Website and app data records
+++++
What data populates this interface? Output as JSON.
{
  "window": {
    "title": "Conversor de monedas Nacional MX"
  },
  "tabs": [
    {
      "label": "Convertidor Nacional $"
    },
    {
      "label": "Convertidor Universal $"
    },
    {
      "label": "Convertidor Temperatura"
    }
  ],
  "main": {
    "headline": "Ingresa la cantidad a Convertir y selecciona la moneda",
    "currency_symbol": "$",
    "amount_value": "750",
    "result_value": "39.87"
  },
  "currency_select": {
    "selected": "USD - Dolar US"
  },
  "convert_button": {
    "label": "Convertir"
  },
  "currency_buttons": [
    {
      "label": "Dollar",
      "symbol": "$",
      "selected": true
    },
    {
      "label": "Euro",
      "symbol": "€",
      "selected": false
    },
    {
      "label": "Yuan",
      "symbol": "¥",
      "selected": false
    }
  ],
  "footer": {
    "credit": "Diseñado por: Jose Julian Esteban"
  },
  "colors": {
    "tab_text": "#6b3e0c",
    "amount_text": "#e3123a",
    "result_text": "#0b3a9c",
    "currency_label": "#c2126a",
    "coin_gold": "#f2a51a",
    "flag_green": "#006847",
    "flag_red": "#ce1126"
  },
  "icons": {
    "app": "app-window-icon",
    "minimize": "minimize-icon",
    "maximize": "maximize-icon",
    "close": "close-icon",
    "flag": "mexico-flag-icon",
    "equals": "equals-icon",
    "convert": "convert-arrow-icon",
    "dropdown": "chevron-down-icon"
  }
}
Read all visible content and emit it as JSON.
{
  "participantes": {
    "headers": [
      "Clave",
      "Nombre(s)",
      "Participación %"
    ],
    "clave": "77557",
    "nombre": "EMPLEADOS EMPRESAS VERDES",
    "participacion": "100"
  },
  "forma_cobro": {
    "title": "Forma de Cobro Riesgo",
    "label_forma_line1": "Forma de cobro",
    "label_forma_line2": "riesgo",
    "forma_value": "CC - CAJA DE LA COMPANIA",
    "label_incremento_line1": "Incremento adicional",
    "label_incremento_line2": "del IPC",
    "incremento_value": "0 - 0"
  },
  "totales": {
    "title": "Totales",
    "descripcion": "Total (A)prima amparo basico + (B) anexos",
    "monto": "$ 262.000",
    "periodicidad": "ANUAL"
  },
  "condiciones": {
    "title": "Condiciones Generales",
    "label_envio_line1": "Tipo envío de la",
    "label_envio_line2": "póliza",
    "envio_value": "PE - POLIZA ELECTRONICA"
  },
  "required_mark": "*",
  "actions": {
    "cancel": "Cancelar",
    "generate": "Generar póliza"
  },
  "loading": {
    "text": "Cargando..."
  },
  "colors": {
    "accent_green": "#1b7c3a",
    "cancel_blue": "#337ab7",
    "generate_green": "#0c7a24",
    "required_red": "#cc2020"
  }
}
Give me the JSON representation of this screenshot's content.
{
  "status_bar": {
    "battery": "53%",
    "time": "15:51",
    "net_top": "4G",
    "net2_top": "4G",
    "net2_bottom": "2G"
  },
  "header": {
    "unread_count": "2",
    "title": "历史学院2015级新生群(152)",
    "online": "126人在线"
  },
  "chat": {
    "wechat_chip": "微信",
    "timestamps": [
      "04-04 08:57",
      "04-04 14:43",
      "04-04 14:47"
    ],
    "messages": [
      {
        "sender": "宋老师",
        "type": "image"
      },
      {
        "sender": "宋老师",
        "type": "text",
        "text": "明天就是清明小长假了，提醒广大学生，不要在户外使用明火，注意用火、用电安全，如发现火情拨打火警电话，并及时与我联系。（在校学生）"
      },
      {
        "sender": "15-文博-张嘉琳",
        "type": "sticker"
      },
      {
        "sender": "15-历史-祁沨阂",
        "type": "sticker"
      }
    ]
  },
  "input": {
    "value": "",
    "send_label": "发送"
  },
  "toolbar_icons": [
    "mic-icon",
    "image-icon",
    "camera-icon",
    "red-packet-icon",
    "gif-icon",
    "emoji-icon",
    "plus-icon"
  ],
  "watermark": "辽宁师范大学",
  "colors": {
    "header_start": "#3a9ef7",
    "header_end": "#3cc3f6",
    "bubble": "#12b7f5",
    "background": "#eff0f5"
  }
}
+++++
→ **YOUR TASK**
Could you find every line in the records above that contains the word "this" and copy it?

→ **RESPONSE AREA**
What data populates this interface? Output as JSON.
Give me the JSON representation of this screenshot's content.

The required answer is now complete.